▸ Problem details:
Each line below must be reproduced exactly.

▸ Dataset excerpts:

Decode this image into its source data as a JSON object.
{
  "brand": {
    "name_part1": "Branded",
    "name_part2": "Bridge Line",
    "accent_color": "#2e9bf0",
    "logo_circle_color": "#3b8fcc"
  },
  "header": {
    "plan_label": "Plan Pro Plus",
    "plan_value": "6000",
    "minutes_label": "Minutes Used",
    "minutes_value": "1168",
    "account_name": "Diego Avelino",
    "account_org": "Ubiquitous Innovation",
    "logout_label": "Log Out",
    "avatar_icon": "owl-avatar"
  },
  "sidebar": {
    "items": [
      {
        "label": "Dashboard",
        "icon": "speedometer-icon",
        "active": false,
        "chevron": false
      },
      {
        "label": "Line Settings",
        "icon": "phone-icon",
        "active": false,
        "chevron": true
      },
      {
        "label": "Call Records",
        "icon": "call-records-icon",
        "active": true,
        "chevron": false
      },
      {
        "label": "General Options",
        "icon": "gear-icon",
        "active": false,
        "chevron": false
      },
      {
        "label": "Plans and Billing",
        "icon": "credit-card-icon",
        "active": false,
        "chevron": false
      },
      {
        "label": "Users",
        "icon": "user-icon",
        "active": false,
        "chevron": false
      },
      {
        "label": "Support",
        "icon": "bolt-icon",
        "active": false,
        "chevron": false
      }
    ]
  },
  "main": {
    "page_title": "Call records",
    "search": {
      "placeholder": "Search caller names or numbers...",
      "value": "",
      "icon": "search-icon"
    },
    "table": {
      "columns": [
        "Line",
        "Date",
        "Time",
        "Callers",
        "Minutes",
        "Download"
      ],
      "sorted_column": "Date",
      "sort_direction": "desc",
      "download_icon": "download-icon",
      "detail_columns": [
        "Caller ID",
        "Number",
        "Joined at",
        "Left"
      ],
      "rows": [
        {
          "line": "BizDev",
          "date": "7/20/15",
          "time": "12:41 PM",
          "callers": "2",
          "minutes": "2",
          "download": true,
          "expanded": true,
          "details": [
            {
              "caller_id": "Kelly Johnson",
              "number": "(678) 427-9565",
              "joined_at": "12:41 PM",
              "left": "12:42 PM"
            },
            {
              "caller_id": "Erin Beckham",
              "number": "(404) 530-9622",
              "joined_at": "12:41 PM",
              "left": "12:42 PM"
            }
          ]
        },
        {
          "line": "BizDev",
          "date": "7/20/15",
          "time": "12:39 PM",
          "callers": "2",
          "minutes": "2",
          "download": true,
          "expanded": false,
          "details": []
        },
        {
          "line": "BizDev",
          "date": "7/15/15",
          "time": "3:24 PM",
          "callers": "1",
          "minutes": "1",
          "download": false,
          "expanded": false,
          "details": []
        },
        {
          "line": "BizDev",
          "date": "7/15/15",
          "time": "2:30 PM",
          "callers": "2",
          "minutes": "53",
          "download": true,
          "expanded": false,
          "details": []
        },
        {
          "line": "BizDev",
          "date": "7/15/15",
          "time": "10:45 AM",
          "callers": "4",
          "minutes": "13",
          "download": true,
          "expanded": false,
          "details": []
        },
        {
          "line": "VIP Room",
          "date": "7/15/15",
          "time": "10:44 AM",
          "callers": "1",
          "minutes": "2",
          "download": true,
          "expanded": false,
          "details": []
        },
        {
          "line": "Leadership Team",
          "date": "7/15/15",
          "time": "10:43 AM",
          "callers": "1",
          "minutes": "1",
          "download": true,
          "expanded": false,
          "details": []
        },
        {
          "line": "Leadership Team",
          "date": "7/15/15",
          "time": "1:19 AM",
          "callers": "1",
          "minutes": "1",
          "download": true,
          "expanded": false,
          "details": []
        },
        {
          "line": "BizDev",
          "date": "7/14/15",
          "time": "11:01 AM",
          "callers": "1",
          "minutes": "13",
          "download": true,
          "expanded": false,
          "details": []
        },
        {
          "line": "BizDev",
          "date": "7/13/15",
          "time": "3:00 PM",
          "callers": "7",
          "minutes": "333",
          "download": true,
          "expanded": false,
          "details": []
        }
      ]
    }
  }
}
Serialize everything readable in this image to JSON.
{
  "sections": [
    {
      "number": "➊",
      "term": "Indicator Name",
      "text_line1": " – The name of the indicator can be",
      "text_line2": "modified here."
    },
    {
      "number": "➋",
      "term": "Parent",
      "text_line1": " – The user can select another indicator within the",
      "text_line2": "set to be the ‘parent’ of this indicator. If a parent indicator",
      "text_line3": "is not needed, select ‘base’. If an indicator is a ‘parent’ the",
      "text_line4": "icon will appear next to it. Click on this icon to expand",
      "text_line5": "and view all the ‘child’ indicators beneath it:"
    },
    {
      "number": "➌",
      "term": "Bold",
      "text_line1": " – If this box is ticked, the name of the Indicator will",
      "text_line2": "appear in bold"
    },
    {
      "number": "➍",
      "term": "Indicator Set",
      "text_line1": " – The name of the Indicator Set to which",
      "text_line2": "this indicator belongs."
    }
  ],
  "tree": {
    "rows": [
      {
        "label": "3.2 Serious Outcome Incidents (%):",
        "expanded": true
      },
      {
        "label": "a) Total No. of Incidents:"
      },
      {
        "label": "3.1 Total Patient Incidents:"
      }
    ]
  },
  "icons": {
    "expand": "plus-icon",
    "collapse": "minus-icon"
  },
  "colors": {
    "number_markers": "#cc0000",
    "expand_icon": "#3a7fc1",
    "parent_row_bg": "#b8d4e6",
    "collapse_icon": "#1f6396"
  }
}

▸ Answer to the exercise:
Decode this image into its source data as a JSON object.
{
  "brand": {
    "name_part1": "Branded",
    "name_part2": "Bridge Line",
    "accent_color": "#2e9bf0",
    "logo_circle_color": "#3b8fcc"
  },
  "header": {
    "plan_label": "Plan Pro Plus",
    "plan_value": "6000",
    "minutes_label": "Minutes Used",
    "minutes_value": "1168",
    "account_name": "Diego Avelino",
    "account_org": "Ubiquitous Innovation",
    "logout_label": "Log Out",
    "avatar_icon": "owl-avatar"
  },
  "sidebar": {
    "items": [
      {
        "label": "Dashboard",
        "icon": "speedometer-icon",
        "active": false,
        "chevron": false
      },
      {
        "label": "Line Settings",
        "icon": "phone-icon",
        "active": false,
        "chevron": true
      },
      {
        "label": "Call Records",
        "icon": "call-records-icon",
        "active": true,
        "chevron": false
      },
      {
        "label": "General Options",
        "icon": "gear-icon",
        "active": false,
        "chevron": false
      },
      {
        "label": "Plans and Billing",
        "icon": "credit-card-icon",
        "active": false,
        "chevron": false
      },
      {
        "label": "Users",
        "icon": "user-icon",
        "active": false,
        "chevron": false
      },
      {
        "label": "Support",
        "icon": "bolt-icon",
        "active": false,
        "chevron": false
      }
    ]
  },
  "main": {
    "page_title": "Call records",
    "search": {
      "placeholder": "Search caller names or numbers...",
      "value": "",
      "icon": "search-icon"
    },
    "table": {
      "columns": [
        "Line",
        "Date",
        "Time",
        "Callers",
        "Minutes",
        "Download"
      ],
      "sorted_column": "Date",
      "sort_direction": "desc",
      "download_icon": "download-icon",
      "detail_columns": [
        "Caller ID",
        "Number",
        "Joined at",
        "Left"
      ],
      "rows": [
        {
          "line": "BizDev",
          "date": "7/20/15",
          "time": "12:41 PM",
          "callers": "2",
          "minutes": "2",
          "download": true,
          "expanded": true,
          "details": [
            {
              "caller_id": "Kelly Johnson",
              "number": "(678) 427-9565",
              "joined_at": "12:41 PM",
              "left": "12:42 PM"
            },
            {
              "caller_id": "Erin Beckham",
              "number": "(404) 530-9622",
              "joined_at": "12:41 PM",
              "left": "12:42 PM"
            }
          ]
        },
        {
          "line": "BizDev",
          "date": "7/20/15",
          "time": "12:39 PM",
          "callers": "2",
          "minutes": "2",
          "download": true,
          "expanded": false,
          "details": []
        },
        {
          "line": "BizDev",
          "date": "7/15/15",
          "time": "3:24 PM",
          "callers": "1",
          "minutes": "1",
          "download": false,
          "expanded": false,
          "details": []
        },
        {
          "line": "BizDev",
          "date": "7/15/15",
          "time": "2:30 PM",
          "callers": "2",
          "minutes": "53",
          "download": true,
          "expanded": false,
          "details": []
        },
        {
          "line": "BizDev",
          "date": "7/15/15",
          "time": "10:45 AM",
          "callers": "4",
          "minutes": "13",
          "download": true,
          "expanded": false,
          "details": []
        },
        {
          "line": "VIP Room",
          "date": "7/15/15",
          "time": "10:44 AM",
          "callers": "1",
          "minutes": "2",
          "download": true,
          "expanded": false,
          "details": []
        },
        {
          "line": "Leadership Team",
          "date": "7/15/15",
          "time": "10:43 AM",
          "callers": "1",
          "minutes": "1",
          "download": true,
          "expanded": false,
          "details": []
        },
        {
          "line": "Leadership Team",
          "date": "7/15/15",
          "time": "1:19 AM",
          "callers": "1",
          "minutes": "1",
          "download": true,
          "expanded": false,
          "details": []
        },
        {
          "line": "BizDev",
          "date": "7/14/15",
          "time": "11:01 AM",
          "callers": "1",
          "minutes": "13",
          "download": true,
          "expanded": false,
          "details": []
        },
        {
          "line": "BizDev",
          "date": "7/13/15",
          "time": "3:00 PM",
          "callers": "7",
          "minutes": "333",
          "download": true,
          "expanded": false,
          "details": []
        }
      ]
    }
  }
}
Serialize everything readable in this image to JSON.
{
  "sections": [
    {
      "number": "➊",
      "term": "Indicator Name",
      "text_line1": " – The name of the indicator can be",
      "text_line2": "modified here."
    },
    {
      "number": "➋",
      "term": "Parent",
      "text_line1": " – The user can select another indicator within the",
      "text_line2": "set to be the ‘parent’ of this indicator. If a parent indicator",
      "text_line3": "is not needed, select ‘base’. If an indicator is a ‘parent’ the",
      "text_line4": "icon will appear next to it. Click on this icon to expand",
      "text_line5": "and view all the ‘child’ indicators beneath it:"
    },
    {
      "number": "➌",
      "term": "Bold",
      "text_line1": " – If this box is ticked, the name of the Indicator will",
      "text_line2": "appear in bold"
    },
    {
      "number": "➍",
      "term": "Indicator Set",
      "text_line1": " – The name of the Indicator Set to which",
      "text_line2": "this indicator belongs."
    }
  ],
  "tree": {
    "rows": [
      {
        "label": "3.2 Serious Outcome Incidents (%):",
        "expanded": true
      },
      {
        "label": "a) Total No. of Incidents:"
      },
      {
        "label": "3.1 Total Patient Incidents:"
      }
    ]
  },
  "icons": {
    "expand": "plus-icon",
    "collapse": "minus-icon"
  },
  "colors": {
    "number_markers": "#cc0000",
    "expand_icon": "#3a7fc1",
    "parent_row_bg": "#b8d4e6",
    "collapse_icon": "#1f6396"
  }
}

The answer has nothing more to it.